“Thanks,” she said wanly.
“Can I, uh, hold her?”
Possessiveness flared in Khyrisse for a moment. The girl wasn’t even a day old. Only Khyrisse had held her yet; not even Sallie had dared to ask this early. And Schneider holding her before she’d even asked Ebreth to! But it would be so cruel to say no, and for no real reason. She wasn’t asleep. She wasn’t nursing. She was just lying there, blinking up at nothing. Khyrisse sighed. “If you’re very, very careful,” she said. “And don’t bounce her. She’s too little.”
“This isn’t the first time I’ve picked up a baby, you know.”
He sounded a little miffed, and Khyrisse sighed. “Sorry,” she said, shortly. “It’s been a long day.”
“Yeah, Luthien said.” He picked the infant up gingerly. “Have I told you yet how crappy it is that women have to do all the grunt work on the birth front? You’d think they would have figured out some way for us guys to take our share of the lumps by now.”
“Easy for you to say,” Khyrisse muttered. “Since they haven’t.”
“Are you, uh, okay?”
“I’ve been better. Can I have her, please? I think she wants me.”
He handed her right over. Khyrisse was surprised how much less tense she felt with her child in her arms, like she was the family, like other people came and went as she willed it. Sometimes Khyrisse almost wished she lived in Aithne’s time. “If she’s hungry,” Schneider offered, “you can go ahead and feed her. I’ve
seen it all before.” He cleared his throat. “Uh, breastfeeding, I mean,” he said. “I didn’t mean you in, uh, particular. You know.”
Khyrisse knew. She was damned if she was unbuttoning her shirt in front of him, though, and Lissa didn’t look ravenous anyway. “Her name is Laelissa,” she said instead. “After my mother.”
“I thought your mom was named Sallie.”
“It’s a long story.”
“Khyrisse?” Schneider shuffled his feet. “Please don’t be mad at me. It wasn’t my fault either.”
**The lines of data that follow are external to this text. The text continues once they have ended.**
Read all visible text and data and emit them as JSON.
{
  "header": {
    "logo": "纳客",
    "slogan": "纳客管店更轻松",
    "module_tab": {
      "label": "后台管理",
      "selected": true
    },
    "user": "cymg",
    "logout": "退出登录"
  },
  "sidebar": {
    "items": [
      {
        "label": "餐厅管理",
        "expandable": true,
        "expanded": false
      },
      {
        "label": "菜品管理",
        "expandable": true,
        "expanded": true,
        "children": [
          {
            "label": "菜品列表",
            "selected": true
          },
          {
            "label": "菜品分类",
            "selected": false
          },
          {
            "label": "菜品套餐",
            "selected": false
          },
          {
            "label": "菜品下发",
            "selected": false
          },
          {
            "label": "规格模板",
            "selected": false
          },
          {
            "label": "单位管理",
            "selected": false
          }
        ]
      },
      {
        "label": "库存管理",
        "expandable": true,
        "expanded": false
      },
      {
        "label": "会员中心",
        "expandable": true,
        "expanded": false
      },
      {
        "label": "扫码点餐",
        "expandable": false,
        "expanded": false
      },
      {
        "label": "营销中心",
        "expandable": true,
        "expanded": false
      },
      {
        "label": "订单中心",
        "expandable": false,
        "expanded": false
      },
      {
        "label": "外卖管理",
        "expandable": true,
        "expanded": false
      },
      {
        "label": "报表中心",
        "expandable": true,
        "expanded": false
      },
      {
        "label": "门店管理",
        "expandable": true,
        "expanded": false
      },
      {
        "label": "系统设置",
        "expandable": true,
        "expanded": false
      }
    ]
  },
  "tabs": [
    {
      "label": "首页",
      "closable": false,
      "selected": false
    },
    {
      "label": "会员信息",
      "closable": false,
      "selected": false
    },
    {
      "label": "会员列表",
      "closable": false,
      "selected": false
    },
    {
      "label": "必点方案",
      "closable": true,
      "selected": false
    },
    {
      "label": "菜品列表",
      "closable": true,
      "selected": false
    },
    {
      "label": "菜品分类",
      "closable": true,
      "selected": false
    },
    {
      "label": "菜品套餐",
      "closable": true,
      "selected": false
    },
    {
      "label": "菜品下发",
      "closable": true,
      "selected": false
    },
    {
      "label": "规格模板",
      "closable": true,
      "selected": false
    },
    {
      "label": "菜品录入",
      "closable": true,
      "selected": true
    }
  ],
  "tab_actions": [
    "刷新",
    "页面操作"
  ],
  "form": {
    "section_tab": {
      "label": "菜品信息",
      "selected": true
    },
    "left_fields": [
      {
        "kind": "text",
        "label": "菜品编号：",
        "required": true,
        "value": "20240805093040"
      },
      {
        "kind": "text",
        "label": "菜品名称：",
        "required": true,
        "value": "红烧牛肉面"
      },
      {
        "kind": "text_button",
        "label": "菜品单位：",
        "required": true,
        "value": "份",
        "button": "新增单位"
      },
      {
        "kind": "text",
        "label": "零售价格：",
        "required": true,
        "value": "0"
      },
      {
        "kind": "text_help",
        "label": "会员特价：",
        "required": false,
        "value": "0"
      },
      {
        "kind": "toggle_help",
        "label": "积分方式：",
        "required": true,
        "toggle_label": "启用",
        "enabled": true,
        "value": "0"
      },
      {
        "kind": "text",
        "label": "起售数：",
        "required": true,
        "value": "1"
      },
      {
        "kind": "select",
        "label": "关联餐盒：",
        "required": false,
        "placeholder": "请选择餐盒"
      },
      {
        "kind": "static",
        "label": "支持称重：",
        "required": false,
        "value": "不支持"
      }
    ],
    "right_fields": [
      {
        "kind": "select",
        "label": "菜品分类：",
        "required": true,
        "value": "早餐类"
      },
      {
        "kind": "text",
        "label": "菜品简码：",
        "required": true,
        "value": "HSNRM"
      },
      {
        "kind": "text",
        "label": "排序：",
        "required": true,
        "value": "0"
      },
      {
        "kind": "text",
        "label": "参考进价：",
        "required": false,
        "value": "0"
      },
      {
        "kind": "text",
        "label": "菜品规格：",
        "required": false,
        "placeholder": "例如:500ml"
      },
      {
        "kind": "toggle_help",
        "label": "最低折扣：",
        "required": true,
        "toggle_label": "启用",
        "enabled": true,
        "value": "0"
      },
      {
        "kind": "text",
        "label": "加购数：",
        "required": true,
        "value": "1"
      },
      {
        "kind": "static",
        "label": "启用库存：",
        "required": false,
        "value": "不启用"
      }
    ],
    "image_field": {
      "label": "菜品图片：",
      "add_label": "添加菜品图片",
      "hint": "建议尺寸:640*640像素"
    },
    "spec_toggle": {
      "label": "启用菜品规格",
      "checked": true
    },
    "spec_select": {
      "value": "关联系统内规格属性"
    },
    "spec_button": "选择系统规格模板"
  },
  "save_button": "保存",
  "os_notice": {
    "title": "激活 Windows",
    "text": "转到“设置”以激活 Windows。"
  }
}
She sighed, expelling more air than she realized she’d had in her. “I’m not mad at you,” she said quietly. There was no way to explain that what she was was hurt, hurt that the damn Gilans had ruined a birth experience she’d wanted to be so perfect, hurt that her mother, however distracted, hadn’t even congratulated her husband, hurt by the paternal wistfulness on Schneider’s face. He wanted her to be happy for him, she knew, and he was successfully making her feel guilty about it, but there was no way in hell she was going to indulge him. Khyrisse had never quite forgiven the jester for telling her he hoped the baby was his, for the small and personal betrayal of putting his genetic desire to procreate ahead of her psychological health. It hadn’t even been consensual sex. She didn’t blame him for it, not even in the back recesses of her brain; but who rooted for an incident like that to make a woman pregnant against her will? Khyrisse sighed again. “I’m not mad at you,” she repeated. “I’m just, tired. I am so tired. And I just want to be alone.”